Assignment |
Return every record verbatim.

The input |
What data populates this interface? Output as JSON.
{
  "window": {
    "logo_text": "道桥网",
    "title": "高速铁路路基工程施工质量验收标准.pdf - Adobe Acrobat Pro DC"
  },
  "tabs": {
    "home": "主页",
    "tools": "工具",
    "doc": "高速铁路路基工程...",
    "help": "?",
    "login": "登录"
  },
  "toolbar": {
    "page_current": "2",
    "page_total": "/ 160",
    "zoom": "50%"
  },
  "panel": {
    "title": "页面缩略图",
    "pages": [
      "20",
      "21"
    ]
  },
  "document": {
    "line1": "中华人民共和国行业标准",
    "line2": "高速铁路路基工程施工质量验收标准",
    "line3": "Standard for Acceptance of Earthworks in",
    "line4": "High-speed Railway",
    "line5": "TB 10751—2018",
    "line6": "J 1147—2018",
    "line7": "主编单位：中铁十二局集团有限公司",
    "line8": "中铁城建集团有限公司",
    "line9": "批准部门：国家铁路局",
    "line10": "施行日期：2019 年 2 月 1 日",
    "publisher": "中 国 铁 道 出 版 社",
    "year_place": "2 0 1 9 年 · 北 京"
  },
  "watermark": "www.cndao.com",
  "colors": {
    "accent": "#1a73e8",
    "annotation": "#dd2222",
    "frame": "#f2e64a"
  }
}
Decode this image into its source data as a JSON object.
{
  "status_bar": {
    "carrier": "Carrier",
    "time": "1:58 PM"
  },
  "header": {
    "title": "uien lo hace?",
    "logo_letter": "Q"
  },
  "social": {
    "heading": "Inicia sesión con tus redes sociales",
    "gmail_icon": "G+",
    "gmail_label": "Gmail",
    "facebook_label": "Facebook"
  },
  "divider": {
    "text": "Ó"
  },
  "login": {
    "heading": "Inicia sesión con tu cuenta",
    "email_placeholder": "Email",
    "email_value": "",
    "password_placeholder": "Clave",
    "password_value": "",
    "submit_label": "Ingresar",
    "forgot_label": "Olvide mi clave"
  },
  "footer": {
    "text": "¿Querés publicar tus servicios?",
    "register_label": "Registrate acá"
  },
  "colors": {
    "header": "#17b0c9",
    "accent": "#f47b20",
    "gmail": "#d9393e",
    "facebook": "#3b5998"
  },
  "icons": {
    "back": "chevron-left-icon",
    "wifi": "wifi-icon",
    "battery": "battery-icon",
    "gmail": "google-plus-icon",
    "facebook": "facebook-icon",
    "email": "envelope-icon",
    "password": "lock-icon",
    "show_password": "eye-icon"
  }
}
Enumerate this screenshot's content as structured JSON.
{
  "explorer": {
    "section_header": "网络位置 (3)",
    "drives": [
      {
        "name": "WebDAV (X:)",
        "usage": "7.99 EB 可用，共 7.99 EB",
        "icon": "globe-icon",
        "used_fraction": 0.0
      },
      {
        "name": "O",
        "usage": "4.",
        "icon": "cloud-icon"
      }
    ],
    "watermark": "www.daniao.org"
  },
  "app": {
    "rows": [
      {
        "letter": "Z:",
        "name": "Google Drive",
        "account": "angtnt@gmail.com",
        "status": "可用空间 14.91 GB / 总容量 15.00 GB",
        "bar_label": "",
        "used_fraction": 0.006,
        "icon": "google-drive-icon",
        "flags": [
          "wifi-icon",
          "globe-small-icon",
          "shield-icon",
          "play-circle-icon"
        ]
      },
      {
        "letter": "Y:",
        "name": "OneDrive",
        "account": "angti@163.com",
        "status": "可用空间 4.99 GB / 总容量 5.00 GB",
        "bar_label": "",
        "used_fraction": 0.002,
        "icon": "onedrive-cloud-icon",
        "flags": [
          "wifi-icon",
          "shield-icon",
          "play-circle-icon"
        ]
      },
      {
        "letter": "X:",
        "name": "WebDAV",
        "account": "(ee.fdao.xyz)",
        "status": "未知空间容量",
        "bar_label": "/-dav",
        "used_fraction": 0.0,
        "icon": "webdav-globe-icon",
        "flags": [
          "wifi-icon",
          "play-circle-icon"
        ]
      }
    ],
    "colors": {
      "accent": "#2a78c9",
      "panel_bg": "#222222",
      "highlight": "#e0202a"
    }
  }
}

Output of the task |
What data populates this interface? Output as JSON.
{
  "window": {
    "logo_text": "道桥网",
    "title": "高速铁路路基工程施工质量验收标准.pdf - Adobe Acrobat Pro DC"
  },
  "tabs": {
    "home": "主页",
    "tools": "工具",
    "doc": "高速铁路路基工程...",
    "help": "?",
    "login": "登录"
  },
  "toolbar": {
    "page_current": "2",
    "page_total": "/ 160",
    "zoom": "50%"
  },
  "panel": {
    "title": "页面缩略图",
    "pages": [
      "20",
      "21"
    ]
  },
  "document": {
    "line1": "中华人民共和国行业标准",
    "line2": "高速铁路路基工程施工质量验收标准",
    "line3": "Standard for Acceptance of Earthworks in",
    "line4": "High-speed Railway",
    "line5": "TB 10751—2018",
    "line6": "J 1147—2018",
    "line7": "主编单位：中铁十二局集团有限公司",
    "line8": "中铁城建集团有限公司",
    "line9": "批准部门：国家铁路局",
    "line10": "施行日期：2019 年 2 月 1 日",
    "publisher": "中 国 铁 道 出 版 社",
    "year_place": "2 0 1 9 年 · 北 京"
  },
  "watermark": "www.cndao.com",
  "colors": {
    "accent": "#1a73e8",
    "annotation": "#dd2222",
    "frame": "#f2e64a"
  }
}
Decode this image into its source data as a JSON object.
{
  "status_bar": {
    "carrier": "Carrier",
    "time": "1:58 PM"
  },
  "header": {
    "title": "uien lo hace?",
    "logo_letter": "Q"
  },
  "social": {
    "heading": "Inicia sesión con tus redes sociales",
    "gmail_icon": "G+",
    "gmail_label": "Gmail",
    "facebook_label": "Facebook"
  },
  "divider": {
    "text": "Ó"
  },
  "login": {
    "heading": "Inicia sesión con tu cuenta",
    "email_placeholder": "Email",
    "email_value": "",
    "password_placeholder": "Clave",
    "password_value": "",
    "submit_label": "Ingresar",
    "forgot_label": "Olvide mi clave"
  },
  "footer": {
    "text": "¿Querés publicar tus servicios?",
    "register_label": "Registrate acá"
  },
  "colors": {
    "header": "#17b0c9",
    "accent": "#f47b20",
    "gmail": "#d9393e",
    "facebook": "#3b5998"
  },
  "icons": {
    "back": "chevron-left-icon",
    "wifi": "wifi-icon",
    "battery": "battery-icon",
    "gmail": "google-plus-icon",
    "facebook": "facebook-icon",
    "email": "envelope-icon",
    "password": "lock-icon",
    "show_password": "eye-icon"
  }
}
Enumerate this screenshot's content as structured JSON.
{
  "explorer": {
    "section_header": "网络位置 (3)",
    "drives": [
      {
        "name": "WebDAV (X:)",
        "usage": "7.99 EB 可用，共 7.99 EB",
        "icon": "globe-icon",
        "used_fraction": 0.0
      },
      {
        "name": "O",
        "usage": "4.",
        "icon": "cloud-icon"
      }
    ],
    "watermark": "www.daniao.org"
  },
  "app": {
    "rows": [
      {
        "letter": "Z:",
        "name": "Google Drive",
        "account": "angtnt@gmail.com",
        "status": "可用空间 14.91 GB / 总容量 15.00 GB",
        "bar_label": "",
        "used_fraction": 0.006,
        "icon": "google-drive-icon",
        "flags": [
          "wifi-icon",
          "globe-small-icon",
          "shield-icon",
          "play-circle-icon"
        ]
      },
      {
        "letter": "Y:",
        "name": "OneDrive",
        "account": "angti@163.com",
        "status": "可用空间 4.99 GB / 总容量 5.00 GB",
        "bar_label": "",
        "used_fraction": 0.002,
        "icon": "onedrive-cloud-icon",
        "flags": [
          "wifi-icon",
          "shield-icon",
          "play-circle-icon"
        ]
      },
      {
        "letter": "X:",
        "name": "WebDAV",
        "account": "(ee.fdao.xyz)",
        "status": "未知空间容量",
        "bar_label": "/-dav",
        "used_fraction": 0.0,
        "icon": "webdav-globe-icon",
        "flags": [
          "wifi-icon",
          "play-circle-icon"
        ]
      }
    ],
    "colors": {
      "accent": "#2a78c9",
      "panel_bg": "#222222",
      "highlight": "#e0202a"
    }
  }
}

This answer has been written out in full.